SOURCE DATA:
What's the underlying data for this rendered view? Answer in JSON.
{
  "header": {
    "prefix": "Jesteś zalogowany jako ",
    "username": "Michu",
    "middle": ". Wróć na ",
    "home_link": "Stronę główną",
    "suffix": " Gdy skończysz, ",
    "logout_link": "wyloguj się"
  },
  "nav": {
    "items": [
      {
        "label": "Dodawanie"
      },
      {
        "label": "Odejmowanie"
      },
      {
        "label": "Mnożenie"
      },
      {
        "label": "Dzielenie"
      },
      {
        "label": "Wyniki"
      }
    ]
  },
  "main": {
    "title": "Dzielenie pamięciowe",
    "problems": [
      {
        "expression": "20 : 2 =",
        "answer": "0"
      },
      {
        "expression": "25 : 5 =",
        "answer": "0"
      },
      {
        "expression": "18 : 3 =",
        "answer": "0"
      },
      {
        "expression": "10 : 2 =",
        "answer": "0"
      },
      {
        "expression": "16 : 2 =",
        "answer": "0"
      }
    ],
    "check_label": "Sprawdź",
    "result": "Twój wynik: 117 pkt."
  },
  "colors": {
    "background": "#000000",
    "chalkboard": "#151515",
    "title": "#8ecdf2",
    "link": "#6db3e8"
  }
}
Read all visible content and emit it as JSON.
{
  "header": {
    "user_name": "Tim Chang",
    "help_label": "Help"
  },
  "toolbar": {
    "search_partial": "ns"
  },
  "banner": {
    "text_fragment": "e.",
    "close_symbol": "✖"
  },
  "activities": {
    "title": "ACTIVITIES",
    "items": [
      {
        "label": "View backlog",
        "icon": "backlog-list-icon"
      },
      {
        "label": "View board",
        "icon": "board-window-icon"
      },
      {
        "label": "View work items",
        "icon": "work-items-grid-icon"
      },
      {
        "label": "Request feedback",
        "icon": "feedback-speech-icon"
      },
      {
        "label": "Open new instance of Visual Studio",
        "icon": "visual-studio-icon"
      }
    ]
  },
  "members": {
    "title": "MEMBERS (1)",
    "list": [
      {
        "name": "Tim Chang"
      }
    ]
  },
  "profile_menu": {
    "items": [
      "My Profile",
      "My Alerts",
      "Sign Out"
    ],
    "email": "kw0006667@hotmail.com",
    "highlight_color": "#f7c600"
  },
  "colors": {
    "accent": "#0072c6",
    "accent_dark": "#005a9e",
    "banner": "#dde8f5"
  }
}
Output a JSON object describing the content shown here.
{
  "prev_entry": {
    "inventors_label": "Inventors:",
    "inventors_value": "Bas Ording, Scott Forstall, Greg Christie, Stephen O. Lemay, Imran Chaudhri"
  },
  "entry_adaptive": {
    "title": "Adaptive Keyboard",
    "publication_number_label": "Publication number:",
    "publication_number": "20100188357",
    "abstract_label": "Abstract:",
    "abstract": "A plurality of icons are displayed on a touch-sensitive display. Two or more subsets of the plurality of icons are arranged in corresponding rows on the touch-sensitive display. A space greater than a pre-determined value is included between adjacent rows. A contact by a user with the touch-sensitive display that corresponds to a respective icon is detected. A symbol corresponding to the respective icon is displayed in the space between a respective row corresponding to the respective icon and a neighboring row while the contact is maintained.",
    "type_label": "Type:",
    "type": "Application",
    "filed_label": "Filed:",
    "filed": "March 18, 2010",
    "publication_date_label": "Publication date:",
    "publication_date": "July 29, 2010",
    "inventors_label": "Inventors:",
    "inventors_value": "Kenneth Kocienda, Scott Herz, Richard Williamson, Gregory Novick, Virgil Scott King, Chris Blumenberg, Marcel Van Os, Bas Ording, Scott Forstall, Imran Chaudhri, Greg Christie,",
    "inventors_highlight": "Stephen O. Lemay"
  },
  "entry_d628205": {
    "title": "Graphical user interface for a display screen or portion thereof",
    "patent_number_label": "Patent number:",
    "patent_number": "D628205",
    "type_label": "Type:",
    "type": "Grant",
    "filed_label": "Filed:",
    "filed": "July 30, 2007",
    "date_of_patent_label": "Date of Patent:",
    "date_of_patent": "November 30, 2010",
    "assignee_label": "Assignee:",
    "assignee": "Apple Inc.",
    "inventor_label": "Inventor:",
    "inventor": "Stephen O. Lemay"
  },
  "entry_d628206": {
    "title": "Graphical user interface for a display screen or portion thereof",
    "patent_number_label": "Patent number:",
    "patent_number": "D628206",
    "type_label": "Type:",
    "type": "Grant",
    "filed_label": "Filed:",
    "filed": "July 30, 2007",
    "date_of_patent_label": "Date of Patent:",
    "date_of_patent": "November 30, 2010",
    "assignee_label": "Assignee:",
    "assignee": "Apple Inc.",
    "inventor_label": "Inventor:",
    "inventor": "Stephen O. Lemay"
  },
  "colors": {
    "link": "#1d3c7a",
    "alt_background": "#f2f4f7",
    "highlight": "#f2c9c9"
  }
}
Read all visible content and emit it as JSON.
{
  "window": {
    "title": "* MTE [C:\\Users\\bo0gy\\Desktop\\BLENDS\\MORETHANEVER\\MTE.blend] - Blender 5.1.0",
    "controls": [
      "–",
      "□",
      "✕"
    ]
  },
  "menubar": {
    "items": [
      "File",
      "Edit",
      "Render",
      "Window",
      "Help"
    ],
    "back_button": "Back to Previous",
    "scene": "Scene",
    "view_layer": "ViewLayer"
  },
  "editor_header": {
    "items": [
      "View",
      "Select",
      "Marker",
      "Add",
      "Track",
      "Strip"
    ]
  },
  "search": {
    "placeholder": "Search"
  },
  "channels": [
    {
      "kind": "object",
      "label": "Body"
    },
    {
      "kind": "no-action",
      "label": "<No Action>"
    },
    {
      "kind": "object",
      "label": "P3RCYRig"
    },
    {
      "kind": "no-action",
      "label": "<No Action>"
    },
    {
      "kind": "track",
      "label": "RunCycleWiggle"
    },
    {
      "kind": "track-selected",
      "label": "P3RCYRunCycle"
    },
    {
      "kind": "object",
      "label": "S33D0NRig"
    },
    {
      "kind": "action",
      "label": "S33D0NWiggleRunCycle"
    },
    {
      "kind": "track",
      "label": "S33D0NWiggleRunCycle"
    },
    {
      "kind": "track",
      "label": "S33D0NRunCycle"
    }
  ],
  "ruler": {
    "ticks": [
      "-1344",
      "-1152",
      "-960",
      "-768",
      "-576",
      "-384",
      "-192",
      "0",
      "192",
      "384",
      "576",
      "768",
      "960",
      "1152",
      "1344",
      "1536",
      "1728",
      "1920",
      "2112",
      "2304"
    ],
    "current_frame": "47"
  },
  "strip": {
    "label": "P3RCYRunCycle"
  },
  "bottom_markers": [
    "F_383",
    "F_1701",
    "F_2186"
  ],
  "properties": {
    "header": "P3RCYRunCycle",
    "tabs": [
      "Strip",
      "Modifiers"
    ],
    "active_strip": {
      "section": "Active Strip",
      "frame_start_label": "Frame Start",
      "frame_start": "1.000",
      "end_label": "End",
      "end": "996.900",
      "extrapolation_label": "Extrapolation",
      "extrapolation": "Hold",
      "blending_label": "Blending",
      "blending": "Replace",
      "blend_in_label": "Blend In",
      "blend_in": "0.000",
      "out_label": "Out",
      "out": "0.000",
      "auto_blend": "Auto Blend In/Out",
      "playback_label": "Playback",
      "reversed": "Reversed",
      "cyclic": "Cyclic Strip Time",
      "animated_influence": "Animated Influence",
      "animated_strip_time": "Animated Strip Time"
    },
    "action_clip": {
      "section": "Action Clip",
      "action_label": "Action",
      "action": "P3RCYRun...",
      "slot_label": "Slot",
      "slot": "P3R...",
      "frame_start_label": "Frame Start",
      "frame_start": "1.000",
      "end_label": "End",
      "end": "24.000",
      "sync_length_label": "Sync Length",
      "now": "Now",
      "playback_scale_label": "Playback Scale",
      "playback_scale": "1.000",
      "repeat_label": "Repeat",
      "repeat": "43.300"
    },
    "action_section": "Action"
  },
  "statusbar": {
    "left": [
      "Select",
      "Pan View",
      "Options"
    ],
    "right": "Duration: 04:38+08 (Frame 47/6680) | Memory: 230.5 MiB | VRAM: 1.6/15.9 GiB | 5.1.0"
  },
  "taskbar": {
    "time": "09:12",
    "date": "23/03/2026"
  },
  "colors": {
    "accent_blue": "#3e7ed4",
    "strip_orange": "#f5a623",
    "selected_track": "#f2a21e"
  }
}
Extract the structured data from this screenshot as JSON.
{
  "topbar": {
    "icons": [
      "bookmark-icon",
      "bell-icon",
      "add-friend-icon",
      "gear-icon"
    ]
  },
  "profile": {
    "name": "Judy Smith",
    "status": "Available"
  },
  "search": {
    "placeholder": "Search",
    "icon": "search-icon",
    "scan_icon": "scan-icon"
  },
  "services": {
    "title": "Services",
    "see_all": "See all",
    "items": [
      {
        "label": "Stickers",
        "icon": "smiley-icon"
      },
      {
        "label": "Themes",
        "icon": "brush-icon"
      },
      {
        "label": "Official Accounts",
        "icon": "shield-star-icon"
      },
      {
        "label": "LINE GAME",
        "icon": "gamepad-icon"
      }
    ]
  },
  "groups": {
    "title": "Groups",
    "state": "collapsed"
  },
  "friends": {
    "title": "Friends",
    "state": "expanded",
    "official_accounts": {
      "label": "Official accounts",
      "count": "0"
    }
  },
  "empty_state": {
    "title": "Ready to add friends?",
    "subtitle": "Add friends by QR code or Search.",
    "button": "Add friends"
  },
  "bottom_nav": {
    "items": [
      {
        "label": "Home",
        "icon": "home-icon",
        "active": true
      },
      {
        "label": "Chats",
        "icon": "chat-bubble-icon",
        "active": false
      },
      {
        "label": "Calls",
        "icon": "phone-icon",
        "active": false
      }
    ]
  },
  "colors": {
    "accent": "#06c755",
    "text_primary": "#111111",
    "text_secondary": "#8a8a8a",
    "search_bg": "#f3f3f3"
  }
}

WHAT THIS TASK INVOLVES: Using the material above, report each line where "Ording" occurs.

SOLVED EXERCISE:
    "inventors_value": "Bas Ording, Scott Forstall, Greg Christie, Stephen O. Lemay, Imran Chaudhri"
    "inventors_value": "Kenneth Kocienda, Scott Herz, Richard Williamson, Gregory Novick, Virgil Scott King, Chris Blumenberg, Marcel Van Os, Bas Ording, Scott Forstall, Imran Chaudhri, Greg Christie,",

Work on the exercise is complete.